## [Your objective]
Return all lines from the listing below in which the string "icon" occurs.
===
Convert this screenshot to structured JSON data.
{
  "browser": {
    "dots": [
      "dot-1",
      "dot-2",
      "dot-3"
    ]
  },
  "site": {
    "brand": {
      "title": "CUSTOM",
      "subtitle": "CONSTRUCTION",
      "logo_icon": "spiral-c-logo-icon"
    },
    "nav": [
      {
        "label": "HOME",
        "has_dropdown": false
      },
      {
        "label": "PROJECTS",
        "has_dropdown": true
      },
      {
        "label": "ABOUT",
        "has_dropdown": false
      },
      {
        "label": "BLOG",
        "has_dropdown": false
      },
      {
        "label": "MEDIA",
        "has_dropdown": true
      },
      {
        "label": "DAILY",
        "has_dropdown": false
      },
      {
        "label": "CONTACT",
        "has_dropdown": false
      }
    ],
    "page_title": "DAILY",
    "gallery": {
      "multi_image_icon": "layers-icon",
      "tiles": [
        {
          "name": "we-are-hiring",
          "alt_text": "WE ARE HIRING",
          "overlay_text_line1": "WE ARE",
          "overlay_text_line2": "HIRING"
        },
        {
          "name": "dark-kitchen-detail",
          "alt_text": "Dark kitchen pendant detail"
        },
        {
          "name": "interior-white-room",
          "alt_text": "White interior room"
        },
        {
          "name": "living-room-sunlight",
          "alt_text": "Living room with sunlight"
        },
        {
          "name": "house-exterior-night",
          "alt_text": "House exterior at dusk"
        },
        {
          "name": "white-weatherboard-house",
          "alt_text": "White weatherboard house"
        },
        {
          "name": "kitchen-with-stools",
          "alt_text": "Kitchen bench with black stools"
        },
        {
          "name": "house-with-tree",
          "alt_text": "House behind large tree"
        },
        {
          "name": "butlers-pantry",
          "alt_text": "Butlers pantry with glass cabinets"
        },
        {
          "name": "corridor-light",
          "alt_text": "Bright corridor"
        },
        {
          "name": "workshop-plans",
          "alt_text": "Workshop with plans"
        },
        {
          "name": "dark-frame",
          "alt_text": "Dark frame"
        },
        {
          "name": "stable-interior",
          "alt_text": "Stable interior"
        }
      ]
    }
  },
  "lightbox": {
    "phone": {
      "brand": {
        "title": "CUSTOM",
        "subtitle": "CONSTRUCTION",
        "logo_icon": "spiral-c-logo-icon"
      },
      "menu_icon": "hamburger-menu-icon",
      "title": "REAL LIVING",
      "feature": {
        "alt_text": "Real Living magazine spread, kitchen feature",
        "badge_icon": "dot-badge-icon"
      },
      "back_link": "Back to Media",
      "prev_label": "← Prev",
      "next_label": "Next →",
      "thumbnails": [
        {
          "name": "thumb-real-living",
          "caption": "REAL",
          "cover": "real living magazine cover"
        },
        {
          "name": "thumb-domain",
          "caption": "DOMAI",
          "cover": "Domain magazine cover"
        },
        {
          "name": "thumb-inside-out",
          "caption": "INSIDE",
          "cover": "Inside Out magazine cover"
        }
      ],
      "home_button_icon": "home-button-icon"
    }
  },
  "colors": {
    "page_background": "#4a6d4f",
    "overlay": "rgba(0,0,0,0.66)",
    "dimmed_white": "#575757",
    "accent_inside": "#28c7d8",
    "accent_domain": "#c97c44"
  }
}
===
## [Written reply]
      "logo_icon": "spiral-c-logo-icon"
      "multi_image_icon": "layers-icon",
        "logo_icon": "spiral-c-logo-icon"
      "menu_icon": "hamburger-menu-icon",
        "badge_icon": "dot-badge-icon"
      "home_button_icon": "home-button-icon"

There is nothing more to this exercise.